YOUR OBJECTIVE: Copy out lines with the word "share" from the material that follows.

Top of EXERCISE INPUTS

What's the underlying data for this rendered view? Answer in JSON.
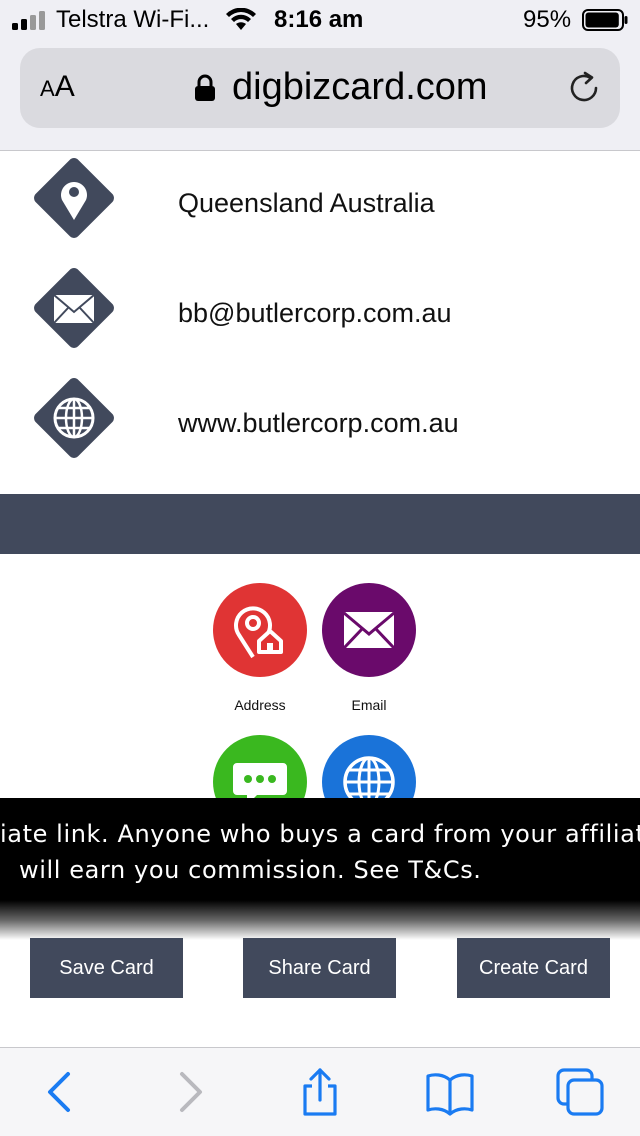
{
  "status_bar": {
    "carrier": "Telstra Wi-Fi...",
    "time": "8:16 am",
    "battery_percent": "95%",
    "battery_level": 0.95,
    "signal_icon": "cellular-signal-icon",
    "wifi_icon": "wifi-icon",
    "battery_icon": "battery-icon"
  },
  "url_bar": {
    "text_size_small": "A",
    "text_size_large": "A",
    "domain": "digbizcard.com",
    "lock_icon": "lock-icon",
    "reload_icon": "reload-icon"
  },
  "contacts": [
    {
      "icon": "location-pin-icon",
      "text": "Queensland Australia"
    },
    {
      "icon": "envelope-icon",
      "text": "bb@butlercorp.com.au"
    },
    {
      "icon": "globe-icon",
      "text": "www.butlercorp.com.au"
    }
  ],
  "actions": [
    {
      "icon": "address-home-pin-icon",
      "label": "Address",
      "color": "#e03434"
    },
    {
      "icon": "envelope-icon",
      "label": "Email",
      "color": "#6a0a6b"
    },
    {
      "icon": "chat-icon",
      "label": "",
      "color": "#3ab81f"
    },
    {
      "icon": "globe-icon",
      "label": "",
      "color": "#1a73d9"
    }
  ],
  "banner": {
    "line1": "iate link. Anyone who buys a card from your affiliate",
    "line2": "will earn you commission. See T&Cs."
  },
  "card_buttons": {
    "save": "Save Card",
    "share": "Share Card",
    "create": "Create Card"
  },
  "toolbar": {
    "back_icon": "back-chevron-icon",
    "forward_icon": "forward-chevron-icon",
    "share_icon": "share-icon",
    "bookmarks_icon": "bookmarks-book-icon",
    "tabs_icon": "tabs-icon"
  },
  "colors": {
    "accent_dark": "#41495c",
    "ios_blue": "#1a7bf2",
    "chrome_bg": "#efeff4"
  }
}
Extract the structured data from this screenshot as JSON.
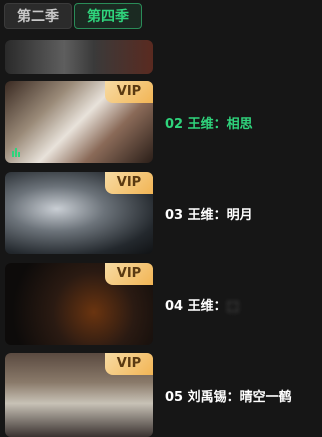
{
  "tabs": [
    {
      "label": "第二季",
      "active": false
    },
    {
      "label": "第四季",
      "active": true
    }
  ],
  "badge": "VIP",
  "episodes": [
    {
      "title": "02 王维：相思",
      "playing": true
    },
    {
      "title": "03 王维：明月",
      "playing": false
    },
    {
      "title": "04 王维：",
      "title_obscured": "⬚",
      "playing": false
    },
    {
      "title": "05 刘禹锡：晴空一鹤",
      "playing": false
    }
  ],
  "colors": {
    "accent": "#2fd47c",
    "background": "#161616",
    "vip_gold": "#f2b555",
    "tab_bg": "#2b2b2b"
  }
}
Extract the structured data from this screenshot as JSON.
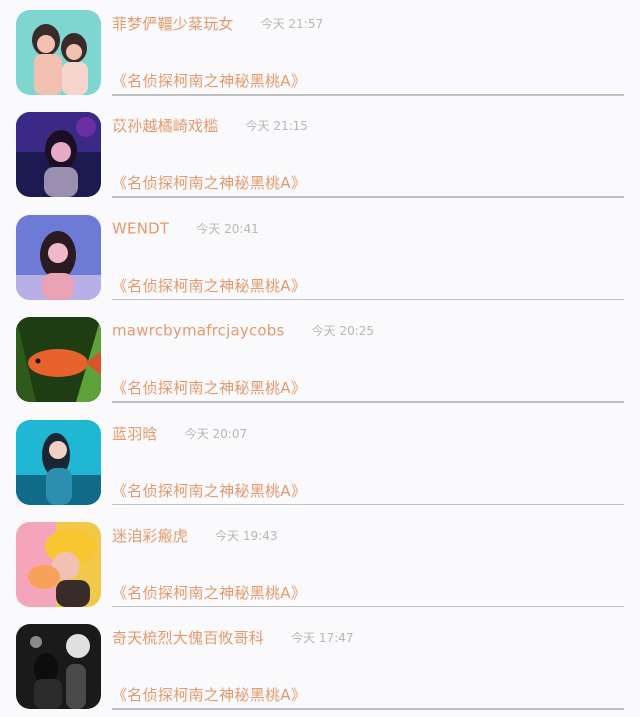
{
  "items": [
    {
      "name": "菲梦俨韁少棻玩女",
      "time": "今天 21:57",
      "subtitle": "《名侦探柯南之神秘黑桃A》",
      "avatar_colors": [
        "#7fd5d0",
        "#f3c1b1",
        "#3a2b2b"
      ]
    },
    {
      "name": "苡孙越橘崎戏槛",
      "time": "今天 21:15",
      "subtitle": "《名侦探柯南之神秘黑桃A》",
      "avatar_colors": [
        "#1d1a52",
        "#6b2ea3",
        "#e6a9c6"
      ]
    },
    {
      "name": "WENDT",
      "time": "今天 20:41",
      "subtitle": "《名侦探柯南之神秘黑桃A》",
      "avatar_colors": [
        "#6d7ad6",
        "#f0b8c8",
        "#2a1b20"
      ]
    },
    {
      "name": "mawrcbymafrcjaycobs",
      "time": "今天 20:25",
      "subtitle": "《名侦探柯南之神秘黑桃A》",
      "avatar_colors": [
        "#1f3d13",
        "#e8622e",
        "#5fa23b"
      ]
    },
    {
      "name": "蓝羽晗",
      "time": "今天 20:07",
      "subtitle": "《名侦探柯南之神秘黑桃A》",
      "avatar_colors": [
        "#1fb7d4",
        "#0f6b86",
        "#1a2633"
      ]
    },
    {
      "name": "迷洎彩瘢虎",
      "time": "今天 19:43",
      "subtitle": "《名侦探柯南之神秘黑桃A》",
      "avatar_colors": [
        "#f2c84b",
        "#f7a15a",
        "#3a2b2b"
      ]
    },
    {
      "name": "奇天梳烈大傀百攸哥科",
      "time": "今天 17:47",
      "subtitle": "《名侦探柯南之神秘黑桃A》",
      "avatar_colors": [
        "#1a1a1a",
        "#8a8a8a",
        "#e0e0e0"
      ]
    }
  ]
}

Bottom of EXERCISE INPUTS

RESULT BELOW:
    "share": "Share Card",
    "share_icon": "share-icon",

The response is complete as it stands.